Whether it’s through painting, photography, or dance, it’s obvious that artists see and approach the world differently from the rest of us. If you are in need of a little inspiration that takes you out of your own universe, step into the inner lives of some of the 20th century’s most influential artists with these outstanding biographies and memoirs.
Basquiat, by Phoebe Hoban
Jean-Michel Basquiat first made a name for himself as a graffiti artist on Manhattan’s Lower East Side in the 1970s. Less than 10 years later, he was an internationally in-demand painter. In 1988, Basquiat died at the age of 27, due to a heroin overdose. Hoban’s biography chronicles Basquiat’s humble beginnings and his lightning speed ascent to fame alongside a fascinating portrait of the 1970s Manhattan art scene.
Georgia O’Keeffe, by Roxanna Robinson
As a female artist working in the early 1900s, Georgia O’Keeffe began her career as an outsider, and went on to become the most famous female painter of the 20th century. The first biographer to be granted access from the family, Robinson’s book tells of O’Keeffe’s intense relationships (in particular, with her husband—the photographer Alfred Stieglitz) and her struggle for independence as an artist and as a woman in the male dominated world of artistic modernism.
Diane Arbus, by Patricia Bosworth
Diane Arbus is well known for her disarming portraits of carnies, twins, and transvestites, as well as for her tragic suicide in 1971. Biographer Patricia Bosworth takes readers into Arbus’s personal life, her early marriage to Allan Arbus, and the suffocation she felt in their collaborative work as fashion photographers. Once her marriage ended in 1960, Arbus was finally able to pursue the kind of work she had so longed for, and for the last 10 years of her life produced some of the century’s most arresting photography.
Andy Warhol, by Wayne Koestenbaum
Enter the strange world of Andy Warhol through the brilliant eyes of critic Wayne Kostenbaum. Despite being one of the most famous celebrities of the 1960s, Warhol himself was a mystery even to those who thought they knew him best. Even though he achieved icon-status as a “pop artist,” Kostenbuam argues that Warhol was one of the most influential thinkers of our time—based on the the way he thought about American images and their hidden meaning.
Close to the Knives, by David Wojnarowicz
Performance artist, writer, filmmaker, and AIDS activist David Wojnarowicz began as a mixed media artist in the East Village and was one of the most controversial artists of the New York art scene in the 70s and 80s. When his partner died of AIDS in 1987, Wojanowicz moved into more radical, politically charged work, and was exhibited at the Whitney Biennial in 1985. Though he died of AIDS-related illness in 1992, Wojnarowicz’s work left a lasting mark on the New York art scene.

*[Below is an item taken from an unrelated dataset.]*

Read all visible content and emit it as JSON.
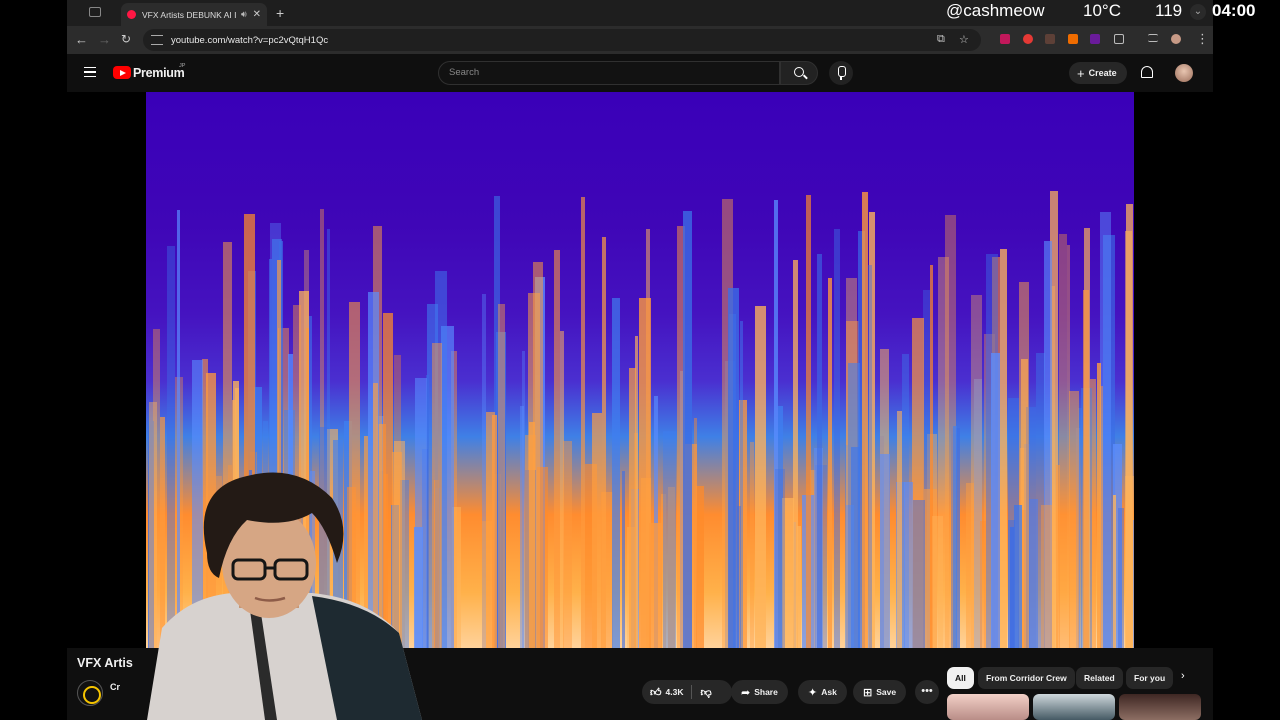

Read more about his life in this aptly titled memoir, Close to the Knives.
Gluck, by Diana Souhami
Born into a life of privilege, Hannah Gluckstein (who would later be known as Gluck) rebelled against her conservative parentage and society when she took to wearing pants and having affairs with well-known women on the path to becoming a successful painter in England during the 20s and 30s. Diana Souhami’s thoughtful biography of Gluck champions the work of an artist whose lifestyle was just as unconventional as her paintings.
Nijinsky, by Richard Buckle
Vaslav Nijinsky remains the most famous dancer in the world, despite the fact that he died over 50 years ago. For dancers, his work laid the foundation for modern dance. In this biography by Richard Buckle, readers will learn more about his tumultuous relationship with the great ballet impresario Diaghilev, his frenzied rise to superstardom, and his descent into madness—diagnosed with schizophrenia, never again to dance in public. Drawn from conversations with those who knew him personally, Buckle’s biography is the definitive work on Nijinsky’s life and influence.